1. Don’t overlook people. At first, don’t focus on content, instructional strategies, or curriculum. Focus on people and building relationships with people. You might be there to coach around English Language Development or Common Core Math, and you’ll get there, but to start with you need to build relationships with the people you’ll coach.
2. Don’t feel like you need to prove yourself. Don’t hang your credentials and certificates on the wall or brag about the test scores your kids got last year. You do need to demonstrate competence, but demonstrate your competence in listening, facilitating reflection, understanding kids, and being curious. Sprinkle in what you know, carefully. To be a great coach, you need to be excellent at guiding adult learners.
3. Don’t talk a lot about what you did as a teacher. Maybe don’t talk about it at all. Unless you’re asked. Your coachee is not you and can’t be you. Saying what you did can create distance and distrust. Get to know your client. And don’t think everyone else should just be you or do what you did. It’s not possible. And talking that way makes other people feel insecure.
4. Avoid ambiguity and vagueness. Know what your job entails or find out. Distrust comes from wondering: What does she do all day? What is coaching all about? Does she evaluate us? Does she tell our principal everything we talk about? You may need to ask your administrator for support here--perhaps offer them this blog to read, 10 Ways Administrators Can Support Coaches--in preparation for a meeting with you to discuss coaching. You need to be very clear with the people you’re coaching about what your role entails, what they can expect of you, and what the purpose of the coaching is. Transparency builds trust.
5. Don’t underestimate what you do know (but make sure to stay humble). It’s likely that you’re in this position because you do know something about teaching and learning, and with that knowledge it’s likely that you can help teachers. But a coach needs to guide adult learners--not push them or force them into places they don’t want to go. (Although sometimes you do need to be directive).
Here is a video in which I add texture and personal stories to describe these pitfalls. Coaching is so much fun and so rewarding and I hope you can experience those moments, as well as the normal steep learning curve, as you enter this field!
Here are some additional resources for new coaches:
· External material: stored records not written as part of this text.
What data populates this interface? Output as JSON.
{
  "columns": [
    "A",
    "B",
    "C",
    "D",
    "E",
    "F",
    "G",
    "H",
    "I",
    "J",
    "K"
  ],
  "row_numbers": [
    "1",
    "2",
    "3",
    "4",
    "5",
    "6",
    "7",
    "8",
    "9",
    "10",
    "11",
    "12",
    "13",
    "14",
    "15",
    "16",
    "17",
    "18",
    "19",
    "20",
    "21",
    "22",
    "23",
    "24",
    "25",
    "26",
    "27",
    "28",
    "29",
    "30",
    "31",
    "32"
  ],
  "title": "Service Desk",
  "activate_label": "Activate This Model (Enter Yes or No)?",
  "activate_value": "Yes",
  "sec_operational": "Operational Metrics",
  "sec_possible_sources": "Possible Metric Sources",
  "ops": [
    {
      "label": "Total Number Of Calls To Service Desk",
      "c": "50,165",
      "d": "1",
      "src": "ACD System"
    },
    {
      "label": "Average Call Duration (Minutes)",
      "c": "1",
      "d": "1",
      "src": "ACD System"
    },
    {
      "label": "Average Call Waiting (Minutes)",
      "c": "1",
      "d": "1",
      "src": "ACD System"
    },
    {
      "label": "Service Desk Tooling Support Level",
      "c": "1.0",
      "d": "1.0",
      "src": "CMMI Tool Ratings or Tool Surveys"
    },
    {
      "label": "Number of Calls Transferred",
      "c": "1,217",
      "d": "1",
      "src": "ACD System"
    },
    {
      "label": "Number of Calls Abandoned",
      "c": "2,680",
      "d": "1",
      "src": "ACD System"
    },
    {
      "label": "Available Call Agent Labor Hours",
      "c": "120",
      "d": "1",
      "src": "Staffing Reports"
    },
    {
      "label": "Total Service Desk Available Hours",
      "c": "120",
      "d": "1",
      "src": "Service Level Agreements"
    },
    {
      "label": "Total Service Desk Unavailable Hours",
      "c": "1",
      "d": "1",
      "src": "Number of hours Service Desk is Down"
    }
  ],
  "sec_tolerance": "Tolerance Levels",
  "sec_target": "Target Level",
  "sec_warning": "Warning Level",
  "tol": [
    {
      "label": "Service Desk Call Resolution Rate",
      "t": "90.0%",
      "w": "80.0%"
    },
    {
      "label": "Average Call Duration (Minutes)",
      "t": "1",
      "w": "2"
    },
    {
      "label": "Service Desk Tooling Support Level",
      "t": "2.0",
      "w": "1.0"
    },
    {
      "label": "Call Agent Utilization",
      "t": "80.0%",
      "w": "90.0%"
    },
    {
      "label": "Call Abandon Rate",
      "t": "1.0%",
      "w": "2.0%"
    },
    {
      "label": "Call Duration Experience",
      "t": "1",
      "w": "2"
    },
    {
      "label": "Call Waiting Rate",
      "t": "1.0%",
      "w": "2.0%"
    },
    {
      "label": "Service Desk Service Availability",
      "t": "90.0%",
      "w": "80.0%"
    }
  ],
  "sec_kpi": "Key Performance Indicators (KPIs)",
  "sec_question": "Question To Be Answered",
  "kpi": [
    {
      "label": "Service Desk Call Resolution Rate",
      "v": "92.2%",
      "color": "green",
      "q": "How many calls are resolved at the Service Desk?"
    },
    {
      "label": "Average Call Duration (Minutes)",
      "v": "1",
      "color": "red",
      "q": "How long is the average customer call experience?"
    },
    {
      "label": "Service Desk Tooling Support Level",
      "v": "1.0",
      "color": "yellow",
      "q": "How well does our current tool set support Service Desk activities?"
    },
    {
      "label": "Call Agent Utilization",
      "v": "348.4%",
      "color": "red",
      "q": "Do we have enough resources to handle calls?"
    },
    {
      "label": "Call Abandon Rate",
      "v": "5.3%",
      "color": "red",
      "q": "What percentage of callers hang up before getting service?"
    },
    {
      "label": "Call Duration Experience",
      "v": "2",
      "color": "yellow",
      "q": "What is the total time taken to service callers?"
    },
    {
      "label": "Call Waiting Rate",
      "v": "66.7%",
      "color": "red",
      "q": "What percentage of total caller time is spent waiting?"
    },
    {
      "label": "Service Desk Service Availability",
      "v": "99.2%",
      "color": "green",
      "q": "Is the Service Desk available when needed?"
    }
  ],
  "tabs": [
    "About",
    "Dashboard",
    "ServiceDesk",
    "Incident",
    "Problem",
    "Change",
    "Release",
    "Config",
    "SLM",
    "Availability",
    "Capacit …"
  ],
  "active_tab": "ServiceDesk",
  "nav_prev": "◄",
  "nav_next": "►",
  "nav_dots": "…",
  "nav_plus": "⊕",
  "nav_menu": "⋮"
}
The opinions expressed in The Art of Coaching Teachers are strictly those of the author(s) and do not reflect the opinions or endorsement of Editorial Projects in Education, or any of its publications.